The State Board’s weakened standards require a Net Delta Outflow Index of 4000 cfs and limit south Delta exports to 1500 cfs. 4000 NDOI was achieved during the first three days of the month, but a spring tide pushed into the Delta, resulting in actual negative net Delta outflows (NDOs) that were -6000 cfs on May 2. So much salt pushed into the central Delta (see charts below) that South Delta exports had to be reduced from the allowed 1500 cfs to less than 700 cfs. Export reductions were necessary to stop the salt intrusion and to offset the fact that the exported water was becoming too salty. The Smelt Working Group, at its meeting on May 4,1 expressed no apparent concern about the disappearance of the Low Salinity Zone, or about the fact that the population remnants of Delta and Longfin Smelt were pulled into the south Delta.
Meanwhile, the state and federal water project operators dropped Sacramento River Delta inflow from 6900 cfs on April 30 to 5600 cfs on May 2 (oops). They raised Shasta/Keswick releases on May 2 from 7000 to 7500 cfs after lower river flows near Yuba City dropped to 3500 cfs on May 1, as a result of watering up rice fields in the Sacramento Valley. American River (Folsom Reservoir) releases remained settled in at 1000 cfs.
There is simply no excuse for this poor Delta water management. The moon has been around for billions of years and tides are totally predictable. Export water need not have been 600 EC salinity (barely safe for humans and many crops). The several thousand cfs demands for rice fields in the Sacramento Valley could have been restricted for a few days to allow inflow to offset the spring tides in the Delta. Folsom releases could have been bumped up 500 cfs at least for the weekend rafters.

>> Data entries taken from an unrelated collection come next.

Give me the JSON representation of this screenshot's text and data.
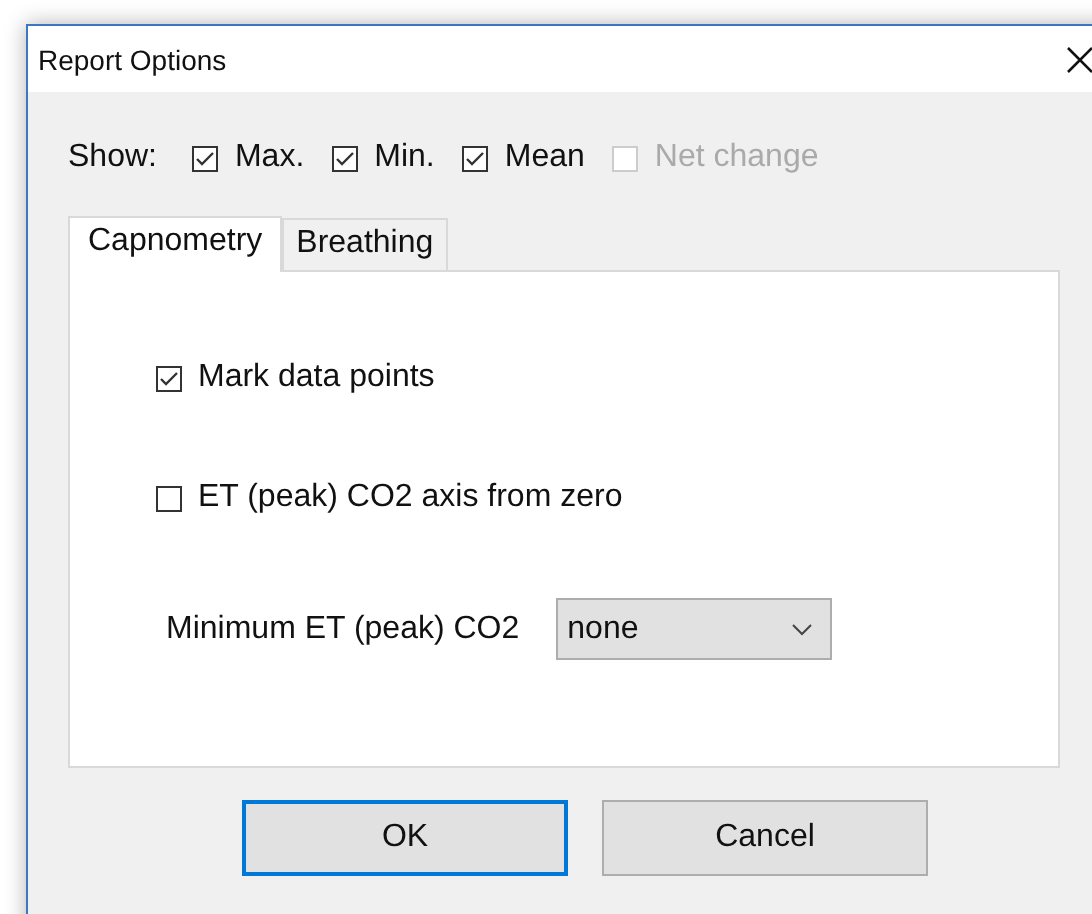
{
  "window": {
    "title": "Report Options"
  },
  "show": {
    "label": "Show:",
    "options": [
      {
        "label": "Max.",
        "checked": true,
        "disabled": false
      },
      {
        "label": "Min.",
        "checked": true,
        "disabled": false
      },
      {
        "label": "Mean",
        "checked": true,
        "disabled": false
      },
      {
        "label": "Net change",
        "checked": false,
        "disabled": true
      }
    ]
  },
  "tabs": [
    {
      "label": "Capnometry",
      "selected": true
    },
    {
      "label": "Breathing",
      "selected": false
    }
  ],
  "panel": [
    {
      "kind": "checkbox",
      "label": "Mark data points",
      "checked": true
    },
    {
      "kind": "checkbox",
      "label": "ET (peak) CO2 axis from zero",
      "checked": false
    },
    {
      "kind": "dropdown",
      "label": "Minimum ET (peak) CO2",
      "value": "none"
    }
  ],
  "buttons": [
    {
      "label": "OK",
      "default": true
    },
    {
      "label": "Cancel",
      "default": false
    }
  ]
}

The salt will take a few days to be flushed out by neap tides, but spring tides and salt will soon return. Will Delta water managers be ready?